DATASET ENTRIES: Begin

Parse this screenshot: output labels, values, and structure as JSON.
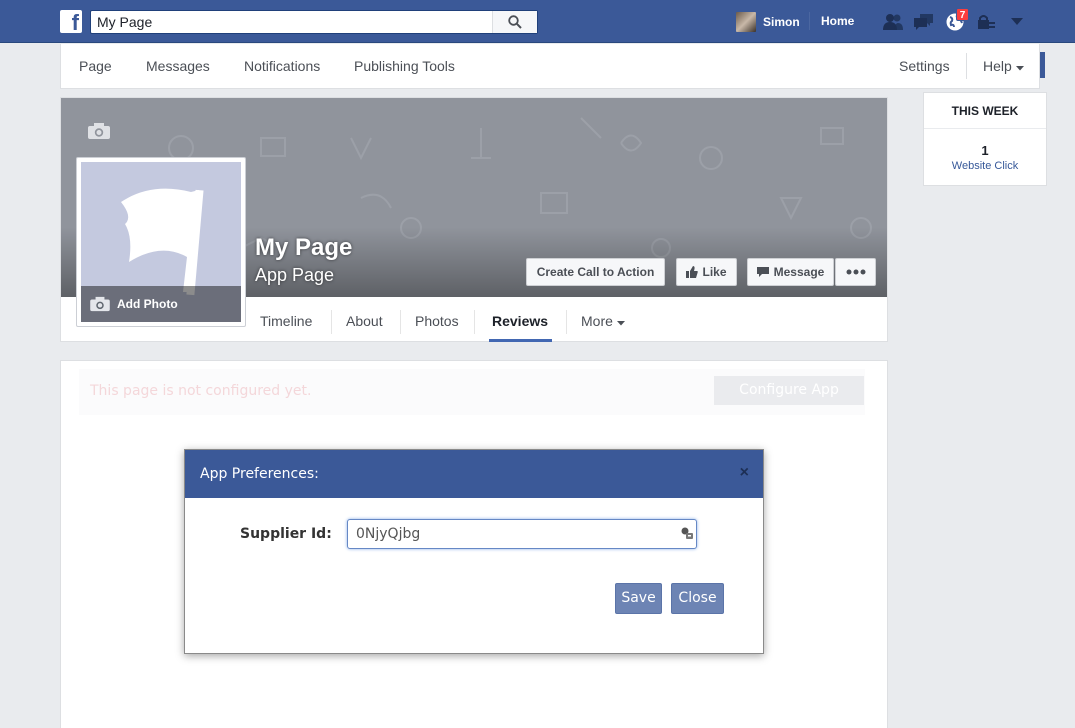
{
  "topbar": {
    "logo": "f",
    "search_value": "My Page",
    "user_name": "Simon",
    "home_label": "Home",
    "notification_count": "7"
  },
  "pagenav": {
    "items": [
      "Page",
      "Messages",
      "Notifications",
      "Publishing Tools"
    ],
    "settings_label": "Settings",
    "help_label": "Help"
  },
  "page": {
    "title": "My Page",
    "subtitle": "App Page",
    "add_photo_label": "Add Photo",
    "buttons": {
      "cta": "Create Call to Action",
      "like": "Like",
      "message": "Message"
    },
    "tabs": [
      "Timeline",
      "About",
      "Photos",
      "Reviews",
      "More"
    ]
  },
  "sidebar": {
    "this_week_title": "THIS WEEK",
    "stat_value": "1",
    "stat_label": "Website Click"
  },
  "content": {
    "notice": "This page is not configured yet.",
    "configure_button": "Configure App"
  },
  "modal": {
    "title": "App Preferences:",
    "close_glyph": "×",
    "field_label": "Supplier Id:",
    "field_value": "0NjyQjbg",
    "save_label": "Save",
    "close_label": "Close"
  },
  "colors": {
    "brand": "#3b5998",
    "modal_button": "#6d84b4",
    "badge": "#fa3e3e"
  }
}
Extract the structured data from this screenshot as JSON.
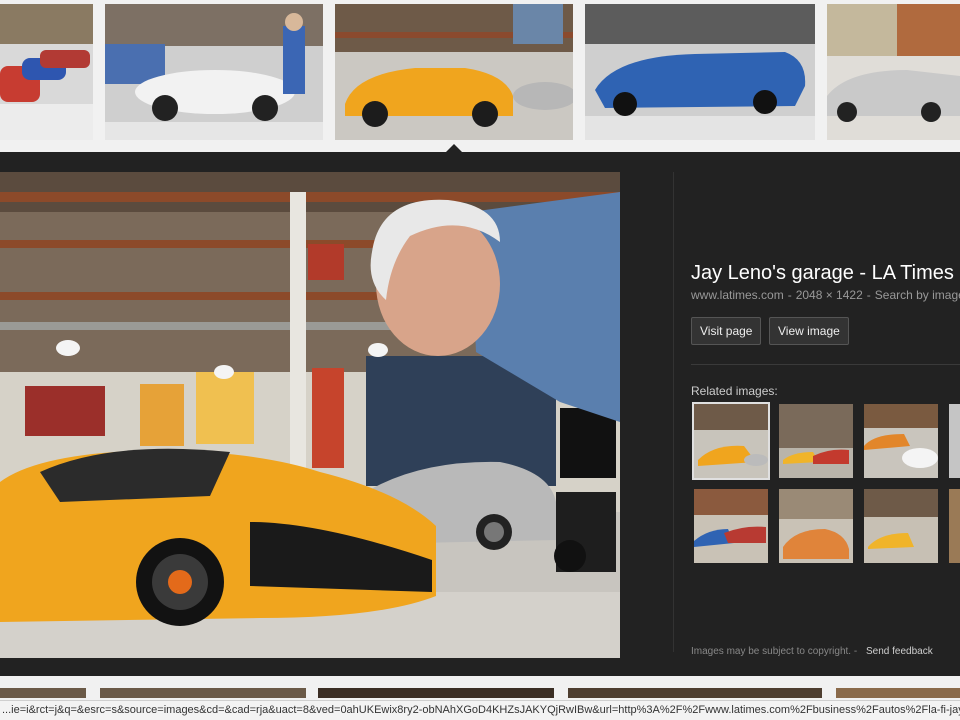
{
  "top_thumbnails": [
    {
      "name": "red cars row",
      "color": "#c9564a"
    },
    {
      "name": "white jaguar with man",
      "color": "#e3e3e3"
    },
    {
      "name": "yellow mclaren",
      "color": "#e3a21e"
    },
    {
      "name": "blue race car",
      "color": "#2f63b3"
    },
    {
      "name": "silver porsche",
      "color": "#c9c9c9"
    }
  ],
  "preview": {
    "title": "Jay Leno's garage - LA Times",
    "domain": "www.latimes.com",
    "dimensions": "2048 × 1422",
    "search_link": "Search by image",
    "separator": "-",
    "visit_button": "Visit page",
    "view_button": "View image"
  },
  "related": {
    "label": "Related images:",
    "items": [
      {
        "color": "#d79a2a",
        "selected": true
      },
      {
        "color": "#b48a4a",
        "selected": false
      },
      {
        "color": "#cf7a2e",
        "selected": false
      },
      {
        "color": "#c5c5c5",
        "selected": false
      },
      {
        "color": "#a8443e",
        "selected": false
      },
      {
        "color": "#d28a4a",
        "selected": false
      },
      {
        "color": "#bd8d3e",
        "selected": false
      },
      {
        "color": "#9a7a56",
        "selected": false
      }
    ]
  },
  "footer": {
    "copyright": "Images may be subject to copyright.",
    "separator": "-",
    "feedback": "Send feedback"
  },
  "status_url": "...ie=i&rct=j&q=&esrc=s&source=images&cd=&cad=rja&uact=8&ved=0ahUKEwix8ry2-obNAhXGoD4KHZsJAKYQjRwIBw&url=http%3A%2F%2Fwww.latimes.com%2Fbusiness%2Fautos%2Fla-fi-jay",
  "colors": {
    "panel_bg": "#222222",
    "accent_yellow": "#f0a51e"
  }
}
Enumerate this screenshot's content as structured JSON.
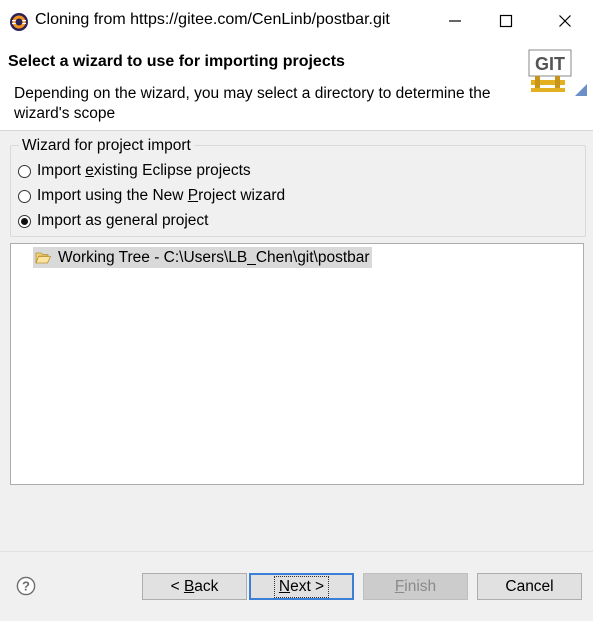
{
  "window": {
    "title": "Cloning from https://gitee.com/CenLinb/postbar.git",
    "controls": {
      "minimize": "minimize",
      "maximize": "maximize",
      "close": "close"
    }
  },
  "header": {
    "title": "Select a wizard to use for importing projects",
    "description": "Depending on the wizard, you may select a directory to determine the wizard's scope",
    "logo_text": "GIT"
  },
  "wizard_group": {
    "title": "Wizard for project import",
    "options": [
      {
        "pre": "Import ",
        "key": "e",
        "post": "xisting Eclipse projects",
        "checked": false
      },
      {
        "pre": "Import using the New ",
        "key": "P",
        "post": "roject wizard",
        "checked": false
      },
      {
        "pre": "Import as ",
        "key": "g",
        "post": "eneral project",
        "checked": true
      }
    ]
  },
  "tree": {
    "items": [
      {
        "label": "Working Tree - C:\\Users\\LB_Chen\\git\\postbar",
        "selected": true
      }
    ]
  },
  "buttons": {
    "back": {
      "pre": "< ",
      "key": "B",
      "post": "ack"
    },
    "next": {
      "pre": "",
      "key": "N",
      "post": "ext >"
    },
    "finish": {
      "pre": "",
      "key": "F",
      "post": "inish"
    },
    "cancel": "Cancel"
  },
  "colors": {
    "accent": "#3c7fd7",
    "selection": "#d9d9d9",
    "background": "#f0f0f0"
  }
}
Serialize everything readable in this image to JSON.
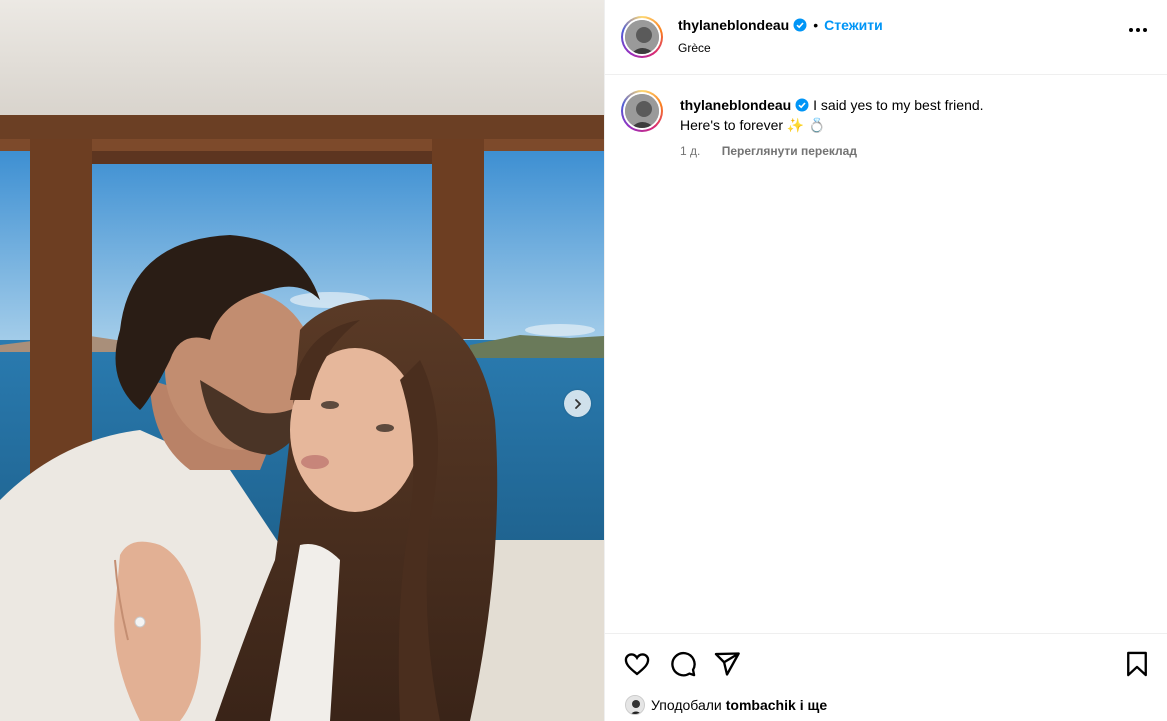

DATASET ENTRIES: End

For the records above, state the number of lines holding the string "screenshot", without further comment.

3